5 – At the extreme compliance end of the scale this example from VisitLondon, though still this steers the visitor to accept:
Marketing may have had to pull rank over legal to avoid the lack of visitors – as this with a much less compliantred button to Allow all cookies replaced the banner during September:
6 – The most compliant are set out as described at the beginning of the article.
This example from the Webgears group:
The Consentmanager CMP does not allow preview to the site unless the CMP has been engaged. Interestingly, if the user clicks elsewhere on the page, a second tier banner appears (try that yourself). This presents two options for Reject all or Accept all, equally presented.
7 – TUI is a rare example of a consumer website with no button being shown as preferred:
Perils of non-compliance
The reason we are seeing such significant difference in the cookie banners that websites greet visitors with is that compliance is legally important across an increasing number of markets. PECR regulations are just that and not a ‘best practice’ recommendation. And this can end up with some significant fines for non-compliance.
CookieYes highlighted 8 in a recent article:

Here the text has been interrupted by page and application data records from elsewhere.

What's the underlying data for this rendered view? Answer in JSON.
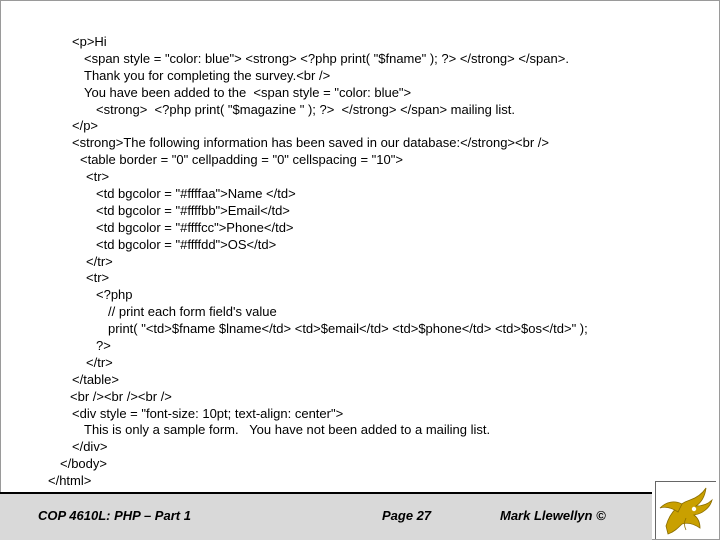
{
  "code_lines": [
    {
      "indent": 72,
      "text": "<p>Hi"
    },
    {
      "indent": 84,
      "text": "<span style = \"color: blue\"> <strong> <?php print( \"$fname\" ); ?> </strong> </span>."
    },
    {
      "indent": 84,
      "text": "Thank you for completing the survey.<br />"
    },
    {
      "indent": 84,
      "text": "You have been added to the  <span style = \"color: blue\">"
    },
    {
      "indent": 96,
      "text": "<strong>  <?php print( \"$magazine \" ); ?>  </strong> </span> mailing list."
    },
    {
      "indent": 72,
      "text": "</p>"
    },
    {
      "indent": 72,
      "text": "<strong>The following information has been saved in our database:</strong><br />"
    },
    {
      "indent": 80,
      "text": "<table border = \"0\" cellpadding = \"0\" cellspacing = \"10\">"
    },
    {
      "indent": 86,
      "text": "<tr>"
    },
    {
      "indent": 96,
      "text": "<td bgcolor = \"#ffffaa\">Name </td>"
    },
    {
      "indent": 96,
      "text": "<td bgcolor = \"#ffffbb\">Email</td>"
    },
    {
      "indent": 96,
      "text": "<td bgcolor = \"#ffffcc\">Phone</td>"
    },
    {
      "indent": 96,
      "text": "<td bgcolor = \"#ffffdd\">OS</td>"
    },
    {
      "indent": 86,
      "text": "</tr>"
    },
    {
      "indent": 86,
      "text": "<tr>"
    },
    {
      "indent": 96,
      "text": "<?php"
    },
    {
      "indent": 108,
      "text": "// print each form field's value"
    },
    {
      "indent": 108,
      "text": "print( \"<td>$fname $lname</td> <td>$email</td> <td>$phone</td> <td>$os</td>\" );"
    },
    {
      "indent": 96,
      "text": "?>"
    },
    {
      "indent": 86,
      "text": "</tr>"
    },
    {
      "indent": 72,
      "text": "</table>"
    },
    {
      "indent": 70,
      "text": "<br /><br /><br />"
    },
    {
      "indent": 72,
      "text": "<div style = \"font-size: 10pt; text-align: center\">"
    },
    {
      "indent": 84,
      "text": "This is only a sample form.   You have not been added to a mailing list."
    },
    {
      "indent": 72,
      "text": "</div>"
    },
    {
      "indent": 60,
      "text": "</body>"
    },
    {
      "indent": 48,
      "text": "</html>"
    }
  ],
  "footer": {
    "course": "COP 4610L: PHP – Part 1",
    "page": "Page 27",
    "author": "Mark Llewellyn ©"
  },
  "logo": {
    "icon": "pegasus-logo-icon",
    "color": "#c9a000"
  }
}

- TikTok was fined $5.4 million in January 2023 by CNIL France
- Microsoft Ireland was fined $65 million by CNIL France
- Sephora was the first fine, of $1.2 million or violating California’s CCPA

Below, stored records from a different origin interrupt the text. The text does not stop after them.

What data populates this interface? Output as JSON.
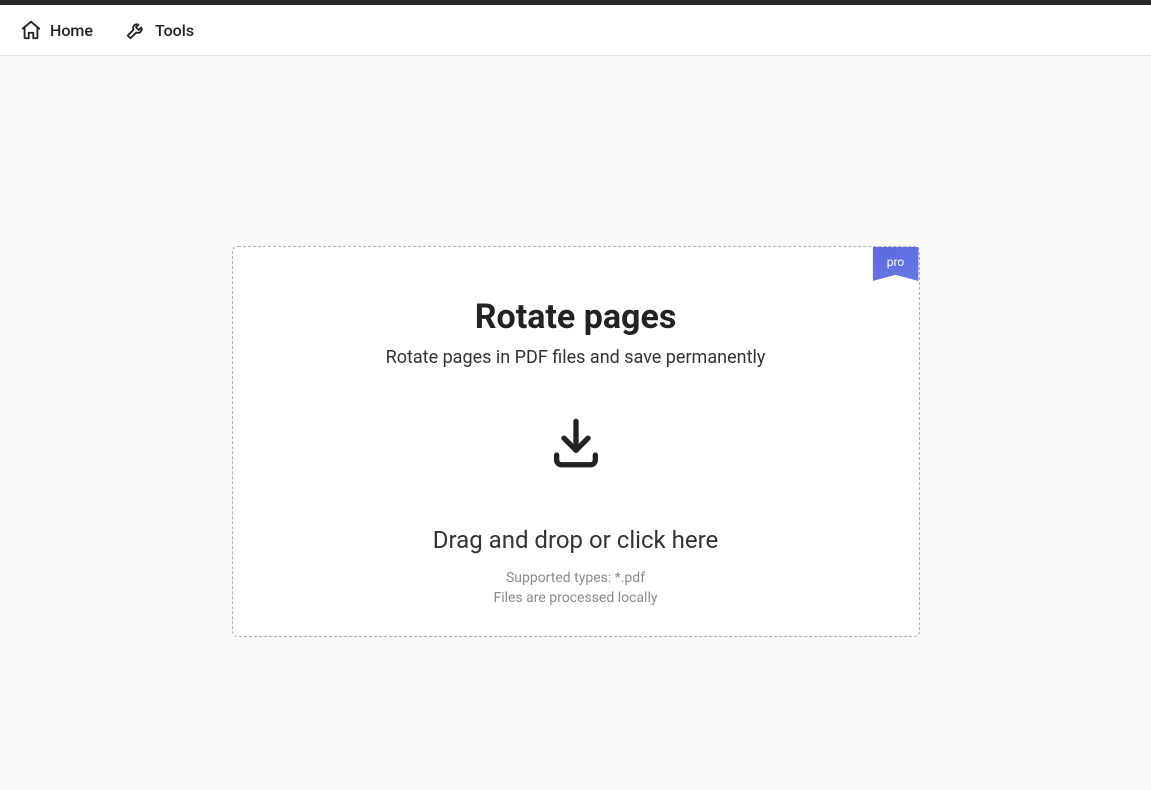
{
  "nav": {
    "home_label": "Home",
    "tools_label": "Tools"
  },
  "card": {
    "badge": "pro",
    "title": "Rotate pages",
    "subtitle": "Rotate pages in PDF files and save permanently",
    "drop_instruction": "Drag and drop or click here",
    "supported": "Supported types: *.pdf",
    "privacy": "Files are processed locally"
  }
}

- Google was famously hit with $162 million fine in December 2021, again by CNIL France
- Facebook was also fined at that time $65 million by CNIL
- Amazon was an early fine in December 2020, $38 million by CNIL

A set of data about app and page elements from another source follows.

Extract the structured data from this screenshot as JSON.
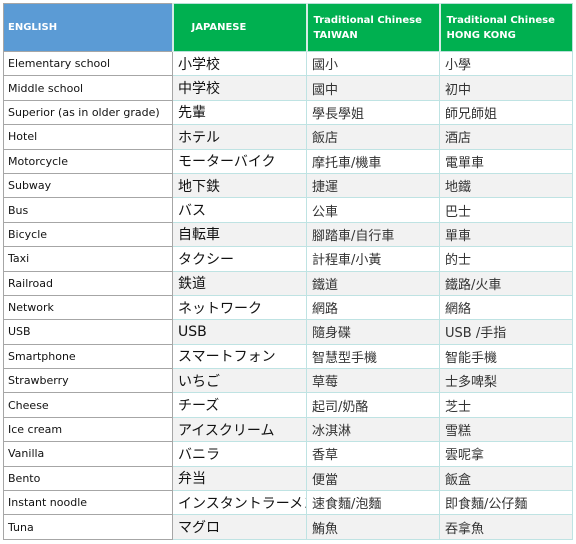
{
  "headers": {
    "english": "ENGLISH",
    "japanese": "JAPANESE",
    "taiwan_line1": "Traditional Chinese",
    "taiwan_line2": "TAIWAN",
    "hongkong_line1": "Traditional Chinese",
    "hongkong_line2": "HONG KONG"
  },
  "colors": {
    "english_header": "#5b9bd5",
    "other_headers": "#00b050",
    "alt_row": "#f2f2f2"
  },
  "rows": [
    [
      "Elementary school",
      "小学校",
      "國小",
      "小學"
    ],
    [
      "Middle school",
      "中学校",
      "國中",
      "初中"
    ],
    [
      "Superior (as in older grade)",
      "先輩",
      "學長學姐",
      "師兄師姐"
    ],
    [
      "Hotel",
      "ホテル",
      "飯店",
      "酒店"
    ],
    [
      "Motorcycle",
      "モーターバイク",
      "摩托車/機車",
      "電單車"
    ],
    [
      "Subway",
      "地下鉄",
      "捷運",
      "地鐵"
    ],
    [
      "Bus",
      "バス",
      "公車",
      "巴士"
    ],
    [
      "Bicycle",
      "自転車",
      "腳踏車/自行車",
      "單車"
    ],
    [
      "Taxi",
      "タクシー",
      "計程車/小黃",
      "的士"
    ],
    [
      "Railroad",
      "鉄道",
      "鐵道",
      "鐵路/火車"
    ],
    [
      "Network",
      "ネットワーク",
      "網路",
      "網絡"
    ],
    [
      "USB",
      "USB",
      "隨身碟",
      "USB /手指"
    ],
    [
      "Smartphone",
      "スマートフォン",
      "智慧型手機",
      "智能手機"
    ],
    [
      "Strawberry",
      "いちご",
      "草莓",
      "士多啤梨"
    ],
    [
      "Cheese",
      "チーズ",
      "起司/奶酪",
      "芝士"
    ],
    [
      "Ice cream",
      "アイスクリーム",
      "冰淇淋",
      "雪糕"
    ],
    [
      "Vanilla",
      "バニラ",
      "香草",
      "雲呢拿"
    ],
    [
      "Bento",
      "弁当",
      "便當",
      "飯盒"
    ],
    [
      "Instant noodle",
      "インスタントラーメン",
      "速食麵/泡麵",
      "即食麵/公仔麵"
    ],
    [
      "Tuna",
      "マグロ",
      "鮪魚",
      "吞拿魚"
    ]
  ]
}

- CNIL also fined Carrefour $3.23 million for violations including cookie consent
- Twitter was fined $32,000 by Spainish agency AEDP source: CookieYes
This has given advertisers’ legal teams a much stronger voice at board level to urge for stronger website compliance. This led to extremely compliant banners being introduced particularly by larger retailers, often resulting in websites being almost unusable if all cookies are rejected. Many as we see in the examples above, have rolled back the compliance to make them much more user friendly for consumers.
What can we learn from this?
This review of consumer and retail websites shows that there is a variation, which continues to develop and change. Overwhelmingly, we see that more consumer focused sites don’t show much granularity beyond Accept / Manage / Reject. Also there is almost always a nudge to Accept all either by colour, button size or page positioning. More corporate websites tend to be more strictly compliant to PECR regulation.
This applies across most European markets with a requirement for one of the buttons to be engaged with. We are increasingly seeing adoption across other markets. Australia, Canada and Thailand all strengthened privacy legislation over the past year, along with many US States.
The picture will vary across the USA as privacy legislations are enacted. The US now has eleven states with privacy legislation, a doubling since last year, which all vary in requirements, making a tricky landscape to adapt to for advertisers. Many of the CMP providers offer increasingly intelligent solutions to cover much of the variation.
It is also fair to say that from this brief examination of CMPs, that it does appear that many websites are adjusting their positions on how to present cookie consent banners along the spectrum from full legal compliance to the marketing friendly and simpler devices. All will of course be keeping an eye on legal cases and fines already being levied for non-compliance.
From and affiliate publisher’s point of view, it is important to regularly check the most important partner merchants and advertisers to understand what your visitors are met with on the affiliate referral. Moonpull audits enable a publisher to schedule regular audits of the top 20 or more advertisers to monitor changes in both tracking and CMPs, something that is increasingly important to ensure affiliate revenues are protected.